I found the whole day extremely interesting and left feeling much more confident about how to look after and check my tyres properly. Then, last weekend I visited a good friend of mine who is expecting a baby, and spoke about what I had learned. After mentioning she knew little about tyre care, we went over to inspect her car tyres and I demonstrated how I’d been shown to check tread with a 20p coin. To our shock, the tread on both her back tyres did not meet the UK legal minimum limit of 1.6mm, and was well below the outer band of the coin!
The fact that the first car I looked at following the event had illegal tyres really made me wonder how many other cars are on the roads like it, with drivers unaware of the danger they are in.
TyreSafe note that potentially one-in-four of the 37 million vehicles on UK roads has illegal or poorly maintained tyres. It only takes a minute for us to check, and could save us and many others from a serious and possibly fatal, incident.
So, how do we check our tyres before we head out onto the roads? We can follow three simple steps using the acronym ‘ACT’:
Following these easy steps will help ensure our vehicles can properly brake, accelerate and corner on the road as well as helping to prolong the tyres’ life and reduce fuel bills and CO2 emissions. It will also ensure we avoid a hefty fine and points on our licence, if caught with illegal tyres.

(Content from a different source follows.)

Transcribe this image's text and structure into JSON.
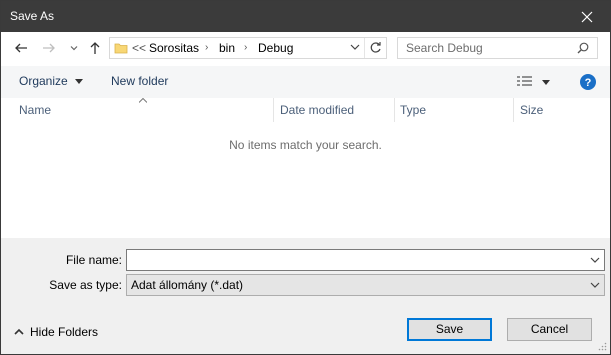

Checks should be carried out by car drivers at least once a month and by motorcyclists at least once a week – and always before long journeys.
When it comes to our cars, a tyre safety check is one of the most important checks we can carry out and yet so many of us don’t do it, or don’t know how to. Let us change that today and show our family members and friends as well - helping everyone to stay safer on the roads.
By Anjuli Cooper, IAM RoadSmart Marketing team